During that time, when stability could not be maintained and a strong government could not be formed within the current parliamentary structure, political solutions failed to address the Kurdish problem, religion-state relations and problems based on military-civilian relations. Tutelary structures constructed by the Constitution drafted in 1982 after the coup d’état of 1980 made it impossible to solve these problems, which needed radical solutions, within the parliamentary system. It was impossible to speak of credible politics and a respectable parliamentary system that represents the will of the public when tutelary institutions were paralyzing democratically elected institutions.
Since the Turkish parliamentary system always failed to solve critical problems, people looked at other systems, whether it was the presidential system in the US or the semi-presidential system in France, with envy. The idea of replacing the sluggish parliamentary system that could not perform its functions thoroughly with a presidential or semi-presidential system with the capacity to make decisions quickly, function and produce solutions was an appealing alternative. The politicians, who were at the time constantly fighting against the various obstructive roles of tutelary structures, saw switching to a presidential or semi-presidential system as a solution, especially at times when the system was in a bottleneck. They were right. It was extremely reasonable and appealing to demand and discuss a radical system change as a quick fix to Turkey’s gangrenous problems in the 1980s and 1990s.
But is the presidential or semi-presidential system, which was presented as a reasonable and appealing formula back then, still reasonable and appealing today? I don’t think it is. That is because Turkey’s political system changed a great deal at the beginning of the millennium and it continues to change. Parliament is no longer impotent like it was in the 1990s and the political institution is no longer an institution that is discredited and denigrated by groups collaborating with tutelary structures. Parliament’s influence increased as political reforms and EU harmonization laws were implemented and, as the power of tutelary structures declined, trust and respect toward politics increased. The efforts to discredit democratically elected politicians became ineffective as people’s welfare improved, their educational level increased, monopolistic structures collapsed and relative pluralism emerged in the media with intellectual circles. Every attempt seeking to suppress and discredit Parliament after the early 2000s, especially 2007, after short fluctuations, ended up increasing the credibility of politics and Parliament.
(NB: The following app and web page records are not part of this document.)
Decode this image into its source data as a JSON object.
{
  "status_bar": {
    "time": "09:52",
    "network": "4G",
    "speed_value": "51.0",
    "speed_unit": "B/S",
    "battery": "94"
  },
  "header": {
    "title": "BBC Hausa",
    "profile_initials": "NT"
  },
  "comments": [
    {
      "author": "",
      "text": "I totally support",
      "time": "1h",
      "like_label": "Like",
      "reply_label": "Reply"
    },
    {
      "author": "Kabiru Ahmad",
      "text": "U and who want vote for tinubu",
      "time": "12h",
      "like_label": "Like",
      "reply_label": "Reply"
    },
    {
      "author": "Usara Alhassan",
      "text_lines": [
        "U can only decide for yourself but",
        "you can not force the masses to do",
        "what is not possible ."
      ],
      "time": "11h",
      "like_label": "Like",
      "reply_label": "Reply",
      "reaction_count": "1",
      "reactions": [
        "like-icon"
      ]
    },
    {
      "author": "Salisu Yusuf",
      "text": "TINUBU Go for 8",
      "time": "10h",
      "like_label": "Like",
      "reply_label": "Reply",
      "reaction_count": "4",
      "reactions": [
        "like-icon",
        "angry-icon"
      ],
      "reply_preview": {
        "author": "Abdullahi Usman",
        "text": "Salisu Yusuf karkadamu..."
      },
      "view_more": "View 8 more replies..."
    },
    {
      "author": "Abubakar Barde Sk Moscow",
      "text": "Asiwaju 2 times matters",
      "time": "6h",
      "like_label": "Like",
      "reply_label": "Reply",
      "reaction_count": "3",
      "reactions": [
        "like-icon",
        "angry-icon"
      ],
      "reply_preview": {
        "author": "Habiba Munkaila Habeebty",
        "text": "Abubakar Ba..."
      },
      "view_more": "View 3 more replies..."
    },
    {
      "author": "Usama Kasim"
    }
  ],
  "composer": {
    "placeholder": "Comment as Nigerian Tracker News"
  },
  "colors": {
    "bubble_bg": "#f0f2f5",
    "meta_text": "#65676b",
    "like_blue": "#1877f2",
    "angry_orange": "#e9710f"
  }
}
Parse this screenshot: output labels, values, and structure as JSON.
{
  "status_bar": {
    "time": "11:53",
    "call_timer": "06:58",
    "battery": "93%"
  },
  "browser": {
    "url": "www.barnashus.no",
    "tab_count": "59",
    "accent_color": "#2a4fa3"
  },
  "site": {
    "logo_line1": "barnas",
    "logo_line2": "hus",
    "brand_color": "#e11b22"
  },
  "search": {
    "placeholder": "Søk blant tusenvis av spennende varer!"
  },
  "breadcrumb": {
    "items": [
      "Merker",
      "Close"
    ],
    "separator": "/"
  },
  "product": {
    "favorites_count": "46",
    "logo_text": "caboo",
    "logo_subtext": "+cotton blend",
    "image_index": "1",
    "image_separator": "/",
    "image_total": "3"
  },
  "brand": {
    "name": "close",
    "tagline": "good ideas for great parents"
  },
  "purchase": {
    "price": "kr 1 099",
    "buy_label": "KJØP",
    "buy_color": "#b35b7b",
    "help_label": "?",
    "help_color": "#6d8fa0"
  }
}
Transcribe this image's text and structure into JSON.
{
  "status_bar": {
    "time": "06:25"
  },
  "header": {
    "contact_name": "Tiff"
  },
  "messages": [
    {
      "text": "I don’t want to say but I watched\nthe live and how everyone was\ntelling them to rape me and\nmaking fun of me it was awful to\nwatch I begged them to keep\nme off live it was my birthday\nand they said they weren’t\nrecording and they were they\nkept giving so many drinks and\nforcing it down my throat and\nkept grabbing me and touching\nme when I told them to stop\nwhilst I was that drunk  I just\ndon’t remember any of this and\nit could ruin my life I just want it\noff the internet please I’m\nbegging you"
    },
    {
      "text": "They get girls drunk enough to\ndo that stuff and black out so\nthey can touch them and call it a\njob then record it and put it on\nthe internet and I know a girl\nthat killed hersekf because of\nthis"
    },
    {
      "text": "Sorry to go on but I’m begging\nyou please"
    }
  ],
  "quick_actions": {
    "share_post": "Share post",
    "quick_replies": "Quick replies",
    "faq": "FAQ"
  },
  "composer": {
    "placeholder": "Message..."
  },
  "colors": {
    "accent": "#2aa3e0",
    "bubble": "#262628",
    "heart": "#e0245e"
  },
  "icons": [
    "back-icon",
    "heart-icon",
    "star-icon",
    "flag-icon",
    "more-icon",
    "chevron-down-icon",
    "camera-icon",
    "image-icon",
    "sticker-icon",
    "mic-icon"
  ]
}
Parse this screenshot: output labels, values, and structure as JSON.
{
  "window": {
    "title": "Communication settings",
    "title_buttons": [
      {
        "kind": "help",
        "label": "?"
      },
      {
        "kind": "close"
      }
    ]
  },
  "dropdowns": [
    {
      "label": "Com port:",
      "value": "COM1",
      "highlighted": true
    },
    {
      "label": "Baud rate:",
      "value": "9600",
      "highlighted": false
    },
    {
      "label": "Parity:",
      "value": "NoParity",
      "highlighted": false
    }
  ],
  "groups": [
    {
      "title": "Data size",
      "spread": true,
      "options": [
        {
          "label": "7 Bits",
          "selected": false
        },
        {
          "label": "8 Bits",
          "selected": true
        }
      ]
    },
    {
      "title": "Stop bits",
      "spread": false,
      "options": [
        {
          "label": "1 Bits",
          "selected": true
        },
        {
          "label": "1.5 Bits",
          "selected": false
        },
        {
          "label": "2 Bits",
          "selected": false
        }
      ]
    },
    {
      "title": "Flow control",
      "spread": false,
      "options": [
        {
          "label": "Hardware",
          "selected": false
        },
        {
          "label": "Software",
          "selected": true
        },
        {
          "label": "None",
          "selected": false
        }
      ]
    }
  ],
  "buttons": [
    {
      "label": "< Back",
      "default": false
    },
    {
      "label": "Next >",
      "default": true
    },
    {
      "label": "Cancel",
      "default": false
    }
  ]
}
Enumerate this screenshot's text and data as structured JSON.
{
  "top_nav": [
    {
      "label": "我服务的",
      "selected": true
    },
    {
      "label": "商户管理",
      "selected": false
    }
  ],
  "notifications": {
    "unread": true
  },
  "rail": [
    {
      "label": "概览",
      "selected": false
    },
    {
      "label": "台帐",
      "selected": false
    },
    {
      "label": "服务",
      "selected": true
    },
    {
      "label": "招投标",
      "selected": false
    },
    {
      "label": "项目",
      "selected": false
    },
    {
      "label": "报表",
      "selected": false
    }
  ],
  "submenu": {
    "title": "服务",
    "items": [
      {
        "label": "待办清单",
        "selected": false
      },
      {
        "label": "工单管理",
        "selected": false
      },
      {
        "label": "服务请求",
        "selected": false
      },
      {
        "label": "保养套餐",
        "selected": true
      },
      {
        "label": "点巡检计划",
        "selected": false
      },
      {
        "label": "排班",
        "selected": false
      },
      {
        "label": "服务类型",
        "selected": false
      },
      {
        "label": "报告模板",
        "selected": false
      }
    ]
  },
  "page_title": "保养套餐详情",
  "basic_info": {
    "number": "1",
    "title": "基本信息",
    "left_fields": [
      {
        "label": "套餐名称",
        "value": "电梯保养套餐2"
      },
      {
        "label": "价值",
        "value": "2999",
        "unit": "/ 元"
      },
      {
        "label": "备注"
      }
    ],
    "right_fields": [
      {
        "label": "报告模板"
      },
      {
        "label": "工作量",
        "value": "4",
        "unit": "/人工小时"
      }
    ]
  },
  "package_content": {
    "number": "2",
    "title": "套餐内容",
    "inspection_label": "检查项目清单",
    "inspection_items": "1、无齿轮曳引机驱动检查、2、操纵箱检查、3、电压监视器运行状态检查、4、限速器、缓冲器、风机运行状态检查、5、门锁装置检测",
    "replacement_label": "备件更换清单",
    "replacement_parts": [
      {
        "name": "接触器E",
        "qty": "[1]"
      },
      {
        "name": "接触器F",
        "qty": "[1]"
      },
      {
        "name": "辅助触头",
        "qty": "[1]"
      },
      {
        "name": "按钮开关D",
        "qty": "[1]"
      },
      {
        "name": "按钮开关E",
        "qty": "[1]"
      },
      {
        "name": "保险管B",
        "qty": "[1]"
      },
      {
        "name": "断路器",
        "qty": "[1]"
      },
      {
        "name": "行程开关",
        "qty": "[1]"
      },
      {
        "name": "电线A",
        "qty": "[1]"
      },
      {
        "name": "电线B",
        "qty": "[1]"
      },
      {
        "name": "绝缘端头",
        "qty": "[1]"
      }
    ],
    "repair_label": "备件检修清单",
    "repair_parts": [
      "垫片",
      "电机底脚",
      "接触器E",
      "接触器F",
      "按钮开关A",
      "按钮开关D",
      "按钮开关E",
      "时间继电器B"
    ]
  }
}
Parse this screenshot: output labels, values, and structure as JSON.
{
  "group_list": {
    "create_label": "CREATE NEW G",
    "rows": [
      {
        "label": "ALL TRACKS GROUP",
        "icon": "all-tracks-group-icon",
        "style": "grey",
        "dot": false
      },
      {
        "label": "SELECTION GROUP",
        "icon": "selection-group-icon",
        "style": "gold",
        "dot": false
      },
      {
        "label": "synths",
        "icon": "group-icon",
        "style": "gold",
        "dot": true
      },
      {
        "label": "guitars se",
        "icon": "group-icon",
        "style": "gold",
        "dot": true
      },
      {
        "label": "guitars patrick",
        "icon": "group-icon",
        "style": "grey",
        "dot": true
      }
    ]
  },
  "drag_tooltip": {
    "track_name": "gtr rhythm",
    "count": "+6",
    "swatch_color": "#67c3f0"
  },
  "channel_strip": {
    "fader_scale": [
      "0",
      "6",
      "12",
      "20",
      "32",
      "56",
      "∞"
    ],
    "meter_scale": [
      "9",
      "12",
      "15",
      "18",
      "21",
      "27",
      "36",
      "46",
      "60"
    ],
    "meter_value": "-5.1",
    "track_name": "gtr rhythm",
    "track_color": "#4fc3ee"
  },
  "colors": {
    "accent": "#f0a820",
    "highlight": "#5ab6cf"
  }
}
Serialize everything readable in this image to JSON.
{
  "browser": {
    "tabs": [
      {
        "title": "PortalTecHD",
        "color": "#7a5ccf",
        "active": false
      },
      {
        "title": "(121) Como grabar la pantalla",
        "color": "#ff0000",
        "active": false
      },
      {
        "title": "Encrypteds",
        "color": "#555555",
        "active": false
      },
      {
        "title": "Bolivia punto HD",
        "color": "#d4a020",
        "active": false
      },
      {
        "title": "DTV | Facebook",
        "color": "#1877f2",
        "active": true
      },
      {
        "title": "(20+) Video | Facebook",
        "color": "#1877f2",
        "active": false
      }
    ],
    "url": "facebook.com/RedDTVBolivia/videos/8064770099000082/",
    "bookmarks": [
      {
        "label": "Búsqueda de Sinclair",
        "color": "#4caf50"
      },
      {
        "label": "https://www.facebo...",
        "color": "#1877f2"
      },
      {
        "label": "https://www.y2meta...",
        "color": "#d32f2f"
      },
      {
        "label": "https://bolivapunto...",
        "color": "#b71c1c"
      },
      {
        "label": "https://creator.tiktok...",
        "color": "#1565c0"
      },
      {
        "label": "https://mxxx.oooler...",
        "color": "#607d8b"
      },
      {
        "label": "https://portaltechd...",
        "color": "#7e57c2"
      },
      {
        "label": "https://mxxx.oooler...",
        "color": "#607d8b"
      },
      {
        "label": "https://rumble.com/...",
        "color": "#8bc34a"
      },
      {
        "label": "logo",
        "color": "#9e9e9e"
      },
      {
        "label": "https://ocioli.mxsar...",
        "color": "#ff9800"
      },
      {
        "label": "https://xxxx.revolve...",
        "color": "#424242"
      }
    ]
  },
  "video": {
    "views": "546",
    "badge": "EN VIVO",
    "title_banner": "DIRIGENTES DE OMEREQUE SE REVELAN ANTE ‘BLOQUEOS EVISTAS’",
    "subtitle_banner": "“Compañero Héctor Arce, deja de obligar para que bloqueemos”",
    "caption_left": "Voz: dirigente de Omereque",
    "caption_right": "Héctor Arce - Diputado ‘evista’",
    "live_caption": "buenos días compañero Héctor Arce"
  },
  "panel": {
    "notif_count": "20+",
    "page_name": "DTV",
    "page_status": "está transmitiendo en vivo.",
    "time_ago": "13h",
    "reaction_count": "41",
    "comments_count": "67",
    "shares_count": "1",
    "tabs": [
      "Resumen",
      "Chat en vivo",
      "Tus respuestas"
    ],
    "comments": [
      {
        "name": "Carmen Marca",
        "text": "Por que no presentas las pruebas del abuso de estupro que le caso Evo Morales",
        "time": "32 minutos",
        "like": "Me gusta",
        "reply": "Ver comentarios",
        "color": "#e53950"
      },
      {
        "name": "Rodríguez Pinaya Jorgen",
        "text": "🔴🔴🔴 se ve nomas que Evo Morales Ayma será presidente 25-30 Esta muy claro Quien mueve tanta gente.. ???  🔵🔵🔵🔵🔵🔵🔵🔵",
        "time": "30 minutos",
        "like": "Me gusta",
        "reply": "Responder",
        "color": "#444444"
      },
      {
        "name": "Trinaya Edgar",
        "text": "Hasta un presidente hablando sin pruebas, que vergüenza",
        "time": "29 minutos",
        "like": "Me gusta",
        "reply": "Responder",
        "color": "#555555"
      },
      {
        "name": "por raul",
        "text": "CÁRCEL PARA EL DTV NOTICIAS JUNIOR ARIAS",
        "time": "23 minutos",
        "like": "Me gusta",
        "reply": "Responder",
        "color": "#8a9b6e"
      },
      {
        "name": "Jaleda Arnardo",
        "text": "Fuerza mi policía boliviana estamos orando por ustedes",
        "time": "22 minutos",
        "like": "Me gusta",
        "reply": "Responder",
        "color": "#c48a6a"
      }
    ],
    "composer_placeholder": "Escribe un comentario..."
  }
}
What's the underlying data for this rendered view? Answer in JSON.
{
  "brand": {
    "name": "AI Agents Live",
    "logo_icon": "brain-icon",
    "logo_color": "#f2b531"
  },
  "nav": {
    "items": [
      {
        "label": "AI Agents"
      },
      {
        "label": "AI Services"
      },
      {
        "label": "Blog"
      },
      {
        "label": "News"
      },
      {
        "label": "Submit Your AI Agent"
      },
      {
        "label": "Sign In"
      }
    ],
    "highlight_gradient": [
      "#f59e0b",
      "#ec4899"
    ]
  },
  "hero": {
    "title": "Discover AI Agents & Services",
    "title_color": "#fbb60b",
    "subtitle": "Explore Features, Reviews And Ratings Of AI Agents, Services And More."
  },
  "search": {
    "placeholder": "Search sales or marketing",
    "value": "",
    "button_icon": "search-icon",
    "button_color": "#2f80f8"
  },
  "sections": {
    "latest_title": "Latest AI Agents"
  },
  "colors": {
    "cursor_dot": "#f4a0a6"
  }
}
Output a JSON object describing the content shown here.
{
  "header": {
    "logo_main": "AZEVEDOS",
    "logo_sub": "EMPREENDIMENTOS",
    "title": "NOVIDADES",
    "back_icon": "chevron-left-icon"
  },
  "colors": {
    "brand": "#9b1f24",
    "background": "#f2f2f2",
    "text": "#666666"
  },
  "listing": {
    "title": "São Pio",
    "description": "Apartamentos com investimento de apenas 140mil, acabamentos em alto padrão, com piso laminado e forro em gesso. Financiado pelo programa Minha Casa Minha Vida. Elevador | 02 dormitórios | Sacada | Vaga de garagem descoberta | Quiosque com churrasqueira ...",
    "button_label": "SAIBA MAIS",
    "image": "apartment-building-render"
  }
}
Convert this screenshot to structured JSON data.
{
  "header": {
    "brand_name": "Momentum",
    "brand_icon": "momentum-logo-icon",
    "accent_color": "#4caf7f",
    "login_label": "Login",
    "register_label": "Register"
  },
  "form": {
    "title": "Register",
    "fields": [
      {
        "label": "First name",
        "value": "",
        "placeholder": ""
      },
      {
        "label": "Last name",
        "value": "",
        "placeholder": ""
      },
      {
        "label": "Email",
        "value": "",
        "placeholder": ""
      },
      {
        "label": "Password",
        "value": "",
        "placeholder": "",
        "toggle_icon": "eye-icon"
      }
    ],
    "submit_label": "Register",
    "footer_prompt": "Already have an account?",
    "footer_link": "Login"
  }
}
Now in 2011, we have a Parliament that can address Turkey’s deep-rooted problems and pave the way to solving issues according to public demands and needs. Of course our Parliament and parliamentarians are still behind where they should be with respect to legislative and oversight powers, but the trend is towards a better and more perfect parliamentary system. The parliamentary system is more respectable now than it has ever been in the history of the Turkish Republic and it is giving legitimacy to policies that are being observed. In line with this, the reputation of civilian political institutions and politicians has started to increase as well. The people have started to expect politics, not the army or the tutelary institutions under its shadow, to solve problems. I don’t think I need to explain how important this is for the sake of improving democracy even further in Turkey.
Even though political parties who pledge to draft a new constitution at the very beginning of their election manifestos don’t share any information on what the new constitution will look like or entail during their intense election campaigns, everyone knows that if the arithmetic in Parliament works out, all of us will be debating a new constitution as of June 13.
The very fact that a new constitution is going to be drafted by civilians is very important and valuable, regardless of its content, but there is one risk that should be mentioned. Even though nothing is official, the inclusion of several legal professional and political scientists who have expertise on the political system in the deputy candidate list of the Justice and Development Party (AK Party), creates doubt that Prime Minister Erdoğan wants to shift to a presidential system. The concern that there will be confusion over authority when the president is elected by popular vote for the first time in the next presidential elections also strengthens this doubt.
But at this point, instead of debating whether we should have a parliamentary system or a presidential system Turkey needs to improve the standards of democracy, the laws, and individual rights and freedoms. It can easily do this within the current parliamentary system by continuing to improve the system’s democratic standards. The new constitution we hope for is an important opportunity for this as well. Abandoning the parliamentary system, which has just started to function effectively after close to one century, and switching to a presidential or semi-presidential system, which we do not know the outcome of, will give birth to the risk of destroying everything we have gained.
It is for this reason the strong warning in the eighth item of the 10-item declaration adopted unanimously by the participants of the “New Term, New Constitution” conference organized last week by the Abant Platform, a sub-organization of the Journalists and Writers Association (GYV) is very important. I would like to share that item, which reflects the views of close to 100 respected intellectuals who represent Turkey’s intellectual wealth: “Basic rights and freedom should be the central focus of the new constitution process. Debates on the government system (presidential system, semi-presidential system, parliamentary regime), should not overshadow or postpone basic problems that need to be solved by the new constitution.”